RECORDS
== Segment start ==
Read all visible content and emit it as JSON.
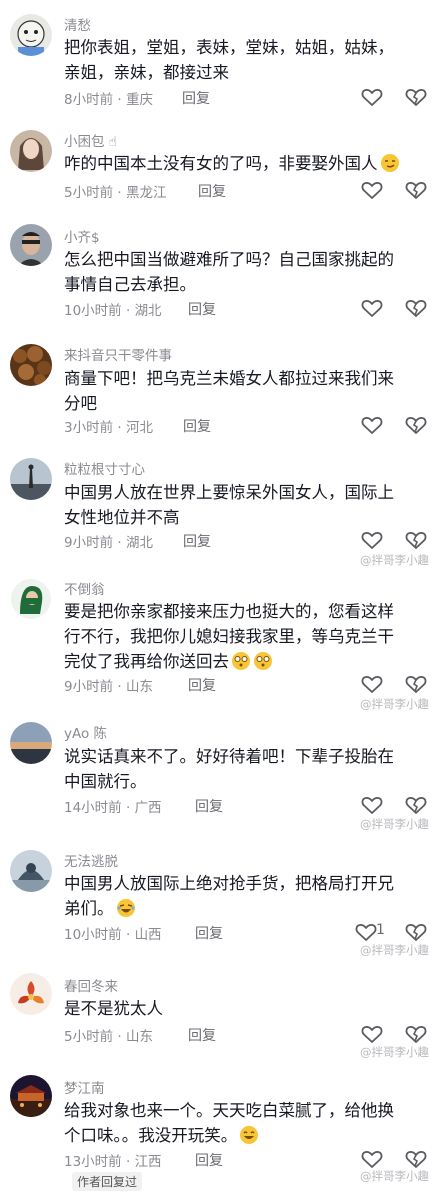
{
  "comments": [
    {
      "username": "清愁",
      "text": "把你表姐，堂姐，表妹，堂妹，姑姐，姑妹，亲姐，亲妹，都接过来",
      "time": "8小时前",
      "location": "重庆",
      "reply": "回复"
    },
    {
      "username": "小困包",
      "text": "咋的中国本土没有女的了吗，非要娶外国人",
      "time": "5小时前",
      "location": "黑龙江",
      "reply": "回复"
    },
    {
      "username": "小齐$",
      "text": "怎么把中国当做避难所了吗？自己国家挑起的事情自己去承担。",
      "time": "10小时前",
      "location": "湖北",
      "reply": "回复"
    },
    {
      "username": "来抖音只干零件事",
      "text": "商量下吧！把乌克兰未婚女人都拉过来我们来分吧",
      "time": "3小时前",
      "location": "河北",
      "reply": "回复"
    },
    {
      "username": "粒粒根寸寸心",
      "text": "中国男人放在世界上要惊呆外国女人，国际上女性地位并不高",
      "time": "9小时前",
      "location": "湖北",
      "reply": "回复"
    },
    {
      "username": "不倒翁",
      "text": "要是把你亲家都接来压力也挺大的，您看这样行不行，我把你儿媳妇接我家里，等乌克兰干完仗了我再给你送回去",
      "time": "9小时前",
      "location": "山东",
      "reply": "回复"
    },
    {
      "username": "yAo 陈",
      "text": "说实话真来不了。好好待着吧！下辈子投胎在中国就行。",
      "time": "14小时前",
      "location": "广西",
      "reply": "回复"
    },
    {
      "username": "无法逃脱",
      "text": "中国男人放国际上绝对抢手货，把格局打开兄弟们。",
      "time": "10小时前",
      "location": "山西",
      "reply": "回复",
      "likes": "1"
    },
    {
      "username": "春回冬来",
      "text": "是不是犹太人",
      "time": "5小时前",
      "location": "山东",
      "reply": "回复"
    },
    {
      "username": "梦江南",
      "text": "给我对象也来一个。天天吃白菜腻了，给他换个口味。。我没开玩笑。",
      "time": "13小时前",
      "location": "江西",
      "reply": "回复"
    }
  ],
  "author_replied": "作者回复过",
  "watermark": "@拌哥李小趣",
  "colors": {
    "text": "#161823",
    "meta": "#8a8b91",
    "icon": "#5a5b60"
  }
}
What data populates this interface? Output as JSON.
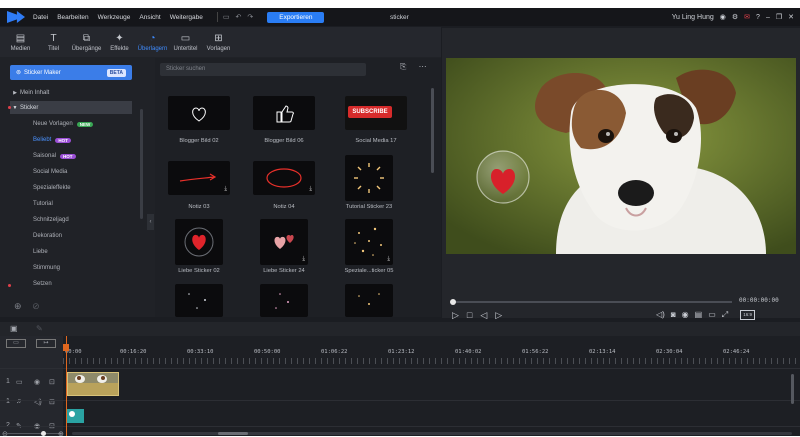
{
  "menu": [
    "Datei",
    "Bearbeiten",
    "Werkzeuge",
    "Ansicht",
    "Weitergabe"
  ],
  "toolbar": {
    "export_label": "Exportieren"
  },
  "document_title": "sticker",
  "user_name": "Yu Ling Hung",
  "tabs": [
    {
      "label": "Medien",
      "icon": "folder-icon"
    },
    {
      "label": "Titel",
      "icon": "title-icon"
    },
    {
      "label": "Übergänge",
      "icon": "transition-icon"
    },
    {
      "label": "Effekte",
      "icon": "effects-icon"
    },
    {
      "label": "Überlagern",
      "icon": "overlay-icon",
      "active": true
    },
    {
      "label": "Untertitel",
      "icon": "subtitle-icon"
    },
    {
      "label": "Vorlagen",
      "icon": "templates-icon"
    }
  ],
  "sidebar": {
    "sticker_maker": "Sticker Maker",
    "beta": "BETA",
    "my_content": "Mein Inhalt",
    "sticker": "Sticker",
    "items": [
      {
        "label": "Neue Vorlagen",
        "badge": "NEW",
        "badge_color": "#3aa755"
      },
      {
        "label": "Beliebt",
        "badge": "HOT",
        "badge_color": "#9b4fd6",
        "active": true
      },
      {
        "label": "Saisonal",
        "badge": "HOT",
        "badge_color": "#9b4fd6"
      },
      {
        "label": "Social Media"
      },
      {
        "label": "Spezialeffekte"
      },
      {
        "label": "Tutorial"
      },
      {
        "label": "Schnitzeljagd"
      },
      {
        "label": "Dekoration"
      },
      {
        "label": "Liebe"
      },
      {
        "label": "Stimmung"
      },
      {
        "label": "Setzen"
      }
    ]
  },
  "search": {
    "placeholder": "Sticker suchen"
  },
  "stickers": [
    {
      "label": "Blogger Bild 02"
    },
    {
      "label": "Blogger Bild 06"
    },
    {
      "label": "Social Media 17",
      "subscribe": "SUBSCRIBE"
    },
    {
      "label": "Notiz 03"
    },
    {
      "label": "Notiz 04"
    },
    {
      "label": "Tutorial Sticker 23"
    },
    {
      "label": "Liebe Sticker 02"
    },
    {
      "label": "Liebe Sticker 24"
    },
    {
      "label": "Speziale...ticker 05"
    }
  ],
  "preview": {
    "timecode": "00:00:00:00",
    "ratio": "16:9"
  },
  "timeline": {
    "ruler": [
      "00:00",
      "00:16:20",
      "00:33:10",
      "00:50:00",
      "01:06:22",
      "01:23:12",
      "01:40:02",
      "01:56:22",
      "02:13:14",
      "02:30:04",
      "02:46:24"
    ]
  },
  "colors": {
    "accent": "#2a7df4",
    "playhead": "#e0671f"
  }
}
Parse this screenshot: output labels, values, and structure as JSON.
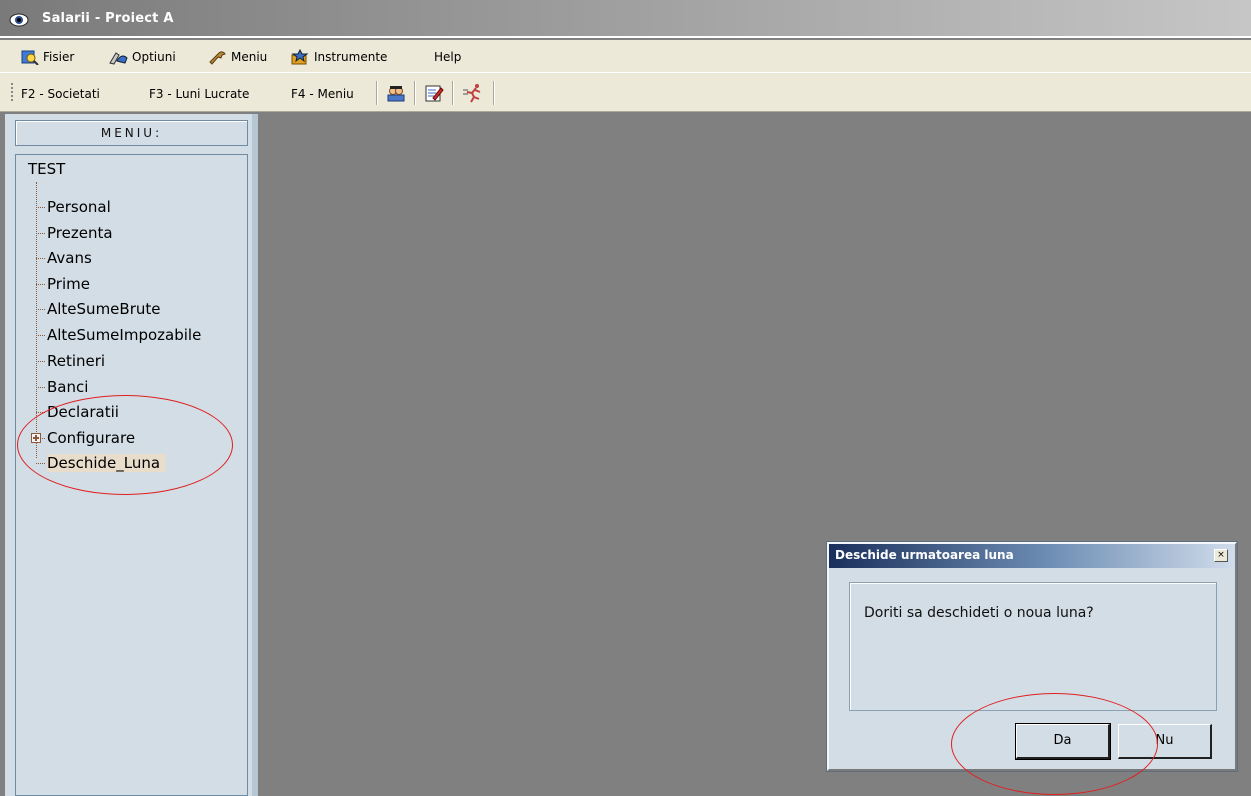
{
  "window": {
    "title": "Salarii - Proiect A",
    "icon": "eye-icon"
  },
  "menubar": {
    "items": [
      {
        "label": "Fisier",
        "icon": "search-document-icon"
      },
      {
        "label": "Optiuni",
        "icon": "tools-hand-icon"
      },
      {
        "label": "Meniu",
        "icon": "wrench-icon"
      },
      {
        "label": "Instrumente",
        "icon": "star-tools-icon"
      },
      {
        "label": "Help",
        "icon": ""
      }
    ]
  },
  "toolbar": {
    "buttons": [
      {
        "label": "F2 - Societati"
      },
      {
        "label": "F3 - Luni Lucrate"
      },
      {
        "label": "F4 - Meniu"
      }
    ],
    "icons": [
      "users-icon",
      "edit-form-icon",
      "exit-runner-icon"
    ]
  },
  "sidebar": {
    "header": "MENIU:",
    "root": "TEST",
    "items": [
      {
        "label": "Personal"
      },
      {
        "label": "Prezenta"
      },
      {
        "label": "Avans"
      },
      {
        "label": "Prime"
      },
      {
        "label": "AlteSumeBrute"
      },
      {
        "label": "AlteSumeImpozabile"
      },
      {
        "label": "Retineri"
      },
      {
        "label": "Banci"
      },
      {
        "label": "Declaratii"
      },
      {
        "label": "Configurare",
        "expandable": true
      },
      {
        "label": "Deschide_Luna",
        "selected": true
      }
    ]
  },
  "dialog": {
    "title": "Deschide urmatoarea luna",
    "close_label": "×",
    "message": "Doriti sa deschideti o noua luna?",
    "yes_label": "Da",
    "no_label": "Nu"
  },
  "colors": {
    "workspace": "#808080",
    "panel": "#d2dde6",
    "annotation": "#e02020",
    "dialog_title_start": "#1a2f5c"
  }
}
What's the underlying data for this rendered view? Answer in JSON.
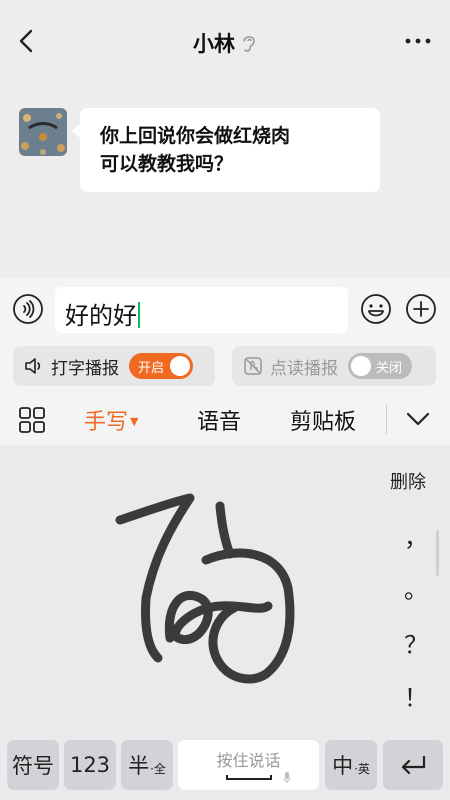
{
  "header": {
    "title": "小林",
    "back_icon": "chevron-left-icon",
    "mode_icon": "ear-icon",
    "more_icon": "more-dots-icon"
  },
  "chat": {
    "message_line1": "你上回说你会做红烧肉",
    "message_line2": "可以教教我吗？"
  },
  "input": {
    "value": "好的好"
  },
  "broadcast": {
    "typing_label": "打字播报",
    "typing_toggle": "开启",
    "reading_label": "点读播报",
    "reading_toggle": "关闭"
  },
  "toolbar": {
    "handwrite": "手写",
    "voice": "语音",
    "clipboard": "剪贴板"
  },
  "pad": {
    "delete": "删除",
    "comma": "，",
    "period": "。",
    "question": "？",
    "exclaim": "！"
  },
  "keys": {
    "symbol": "符号",
    "num": "123",
    "half": "半",
    "half_sub": "全",
    "space": "按住说话",
    "cn": "中",
    "cn_sub": "英"
  },
  "colors": {
    "accent": "#f16a22",
    "caret": "#14b85a",
    "toggle_off": "#bcbcbc"
  }
}
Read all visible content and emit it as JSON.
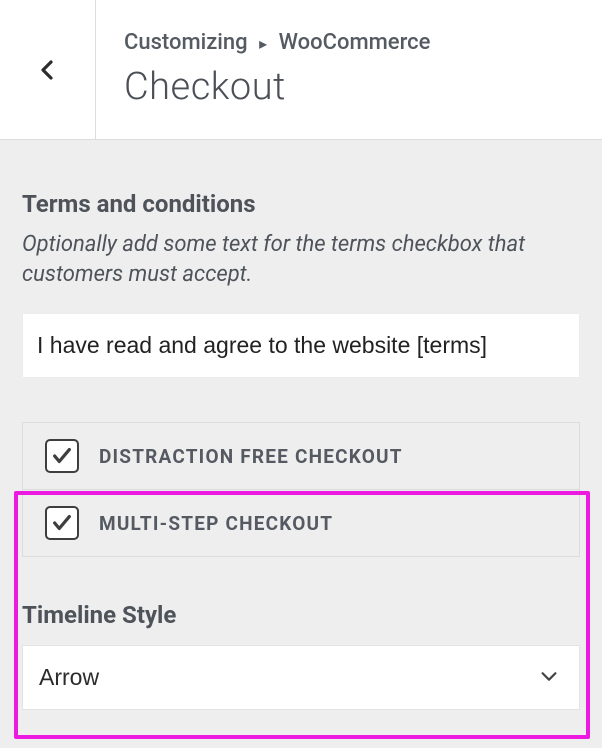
{
  "header": {
    "breadcrumb_prefix": "Customizing",
    "breadcrumb_current": "WooCommerce",
    "title": "Checkout"
  },
  "terms": {
    "heading": "Terms and conditions",
    "description": "Optionally add some text for the terms checkbox that customers must accept.",
    "input_value": "I have read and agree to the website [terms]"
  },
  "options": {
    "distraction_free": {
      "label": "DISTRACTION FREE CHECKOUT",
      "checked": true
    },
    "multi_step": {
      "label": "MULTI-STEP CHECKOUT",
      "checked": true
    }
  },
  "timeline": {
    "label": "Timeline Style",
    "value": "Arrow"
  }
}
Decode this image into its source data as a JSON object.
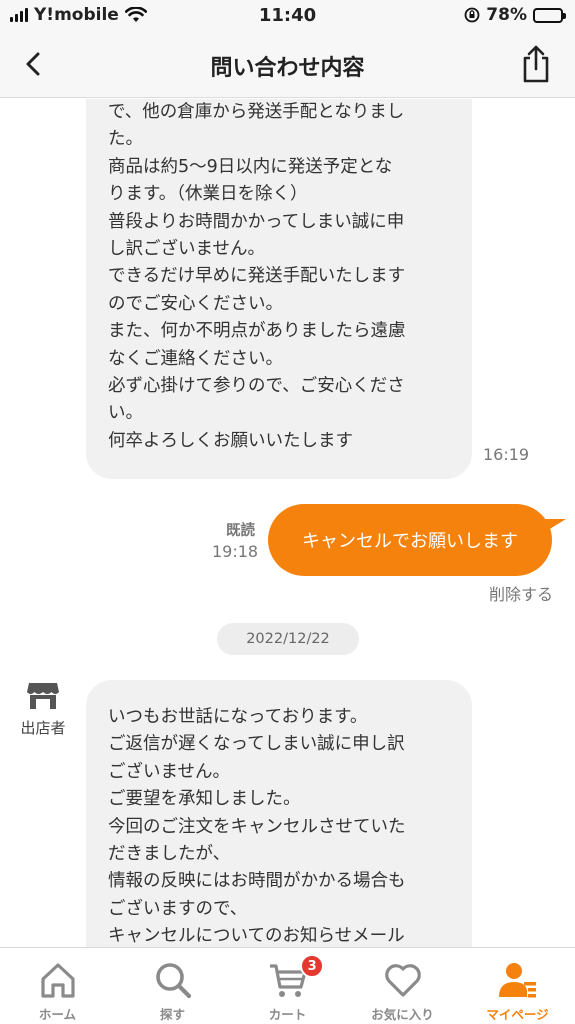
{
  "status_bar": {
    "carrier": "Y!mobile",
    "time": "11:40",
    "battery": "78%",
    "battery_level": 0.78
  },
  "header": {
    "title": "問い合わせ内容"
  },
  "messages": {
    "first": {
      "lines": [
        "で、他の倉庫から発送手配となりまし",
        "た。",
        "商品は約5〜9日以内に発送予定とな",
        "ります。（休業日を除く）",
        "普段よりお時間かかってしまい誠に申",
        "し訳ございません。",
        "できるだけ早めに発送手配いたします",
        "のでご安心ください。",
        "また、何か不明点がありましたら遠慮",
        "なくご連絡ください。",
        "必ず心掛けて参りので、ご安心くださ",
        "い。",
        "何卒よろしくお願いいたします"
      ],
      "time": "16:19"
    },
    "outgoing": {
      "text": "キャンセルでお願いします",
      "read_label": "既読",
      "time": "19:18",
      "delete_label": "削除する"
    },
    "date_separator": "2022/12/22",
    "seller_label": "出店者",
    "second": {
      "lines": [
        "いつもお世話になっております。",
        "ご返信が遅くなってしまい誠に申し訳",
        "ございません。",
        "ご要望を承知しました。",
        "今回のご注文をキャンセルさせていた",
        "だきましたが、",
        "情報の反映にはお時間がかかる場合も",
        "ございますので、",
        "キャンセルについてのお知らせメール"
      ]
    }
  },
  "tabbar": {
    "home": "ホーム",
    "search": "探す",
    "cart": "カート",
    "cart_badge": "3",
    "favorites": "お気に入り",
    "mypage": "マイページ"
  },
  "colors": {
    "accent": "#f5820c",
    "bubble_in": "#f1f1f1",
    "badge": "#e4392f"
  }
}
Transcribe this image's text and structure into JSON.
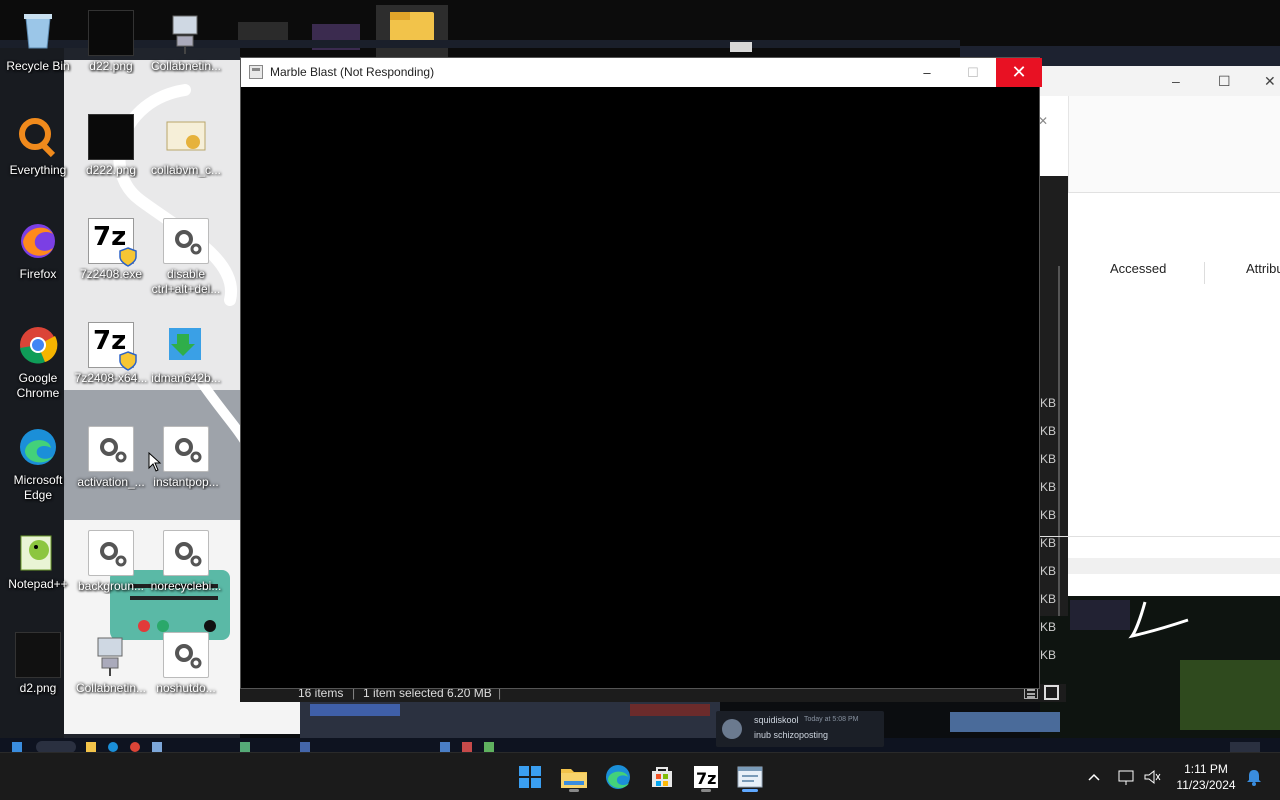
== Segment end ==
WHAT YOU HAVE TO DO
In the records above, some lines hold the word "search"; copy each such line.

SOLUTION TO THE EXERCISE
  "search": {
        "icon": "search-document-icon"
    "search": "探す",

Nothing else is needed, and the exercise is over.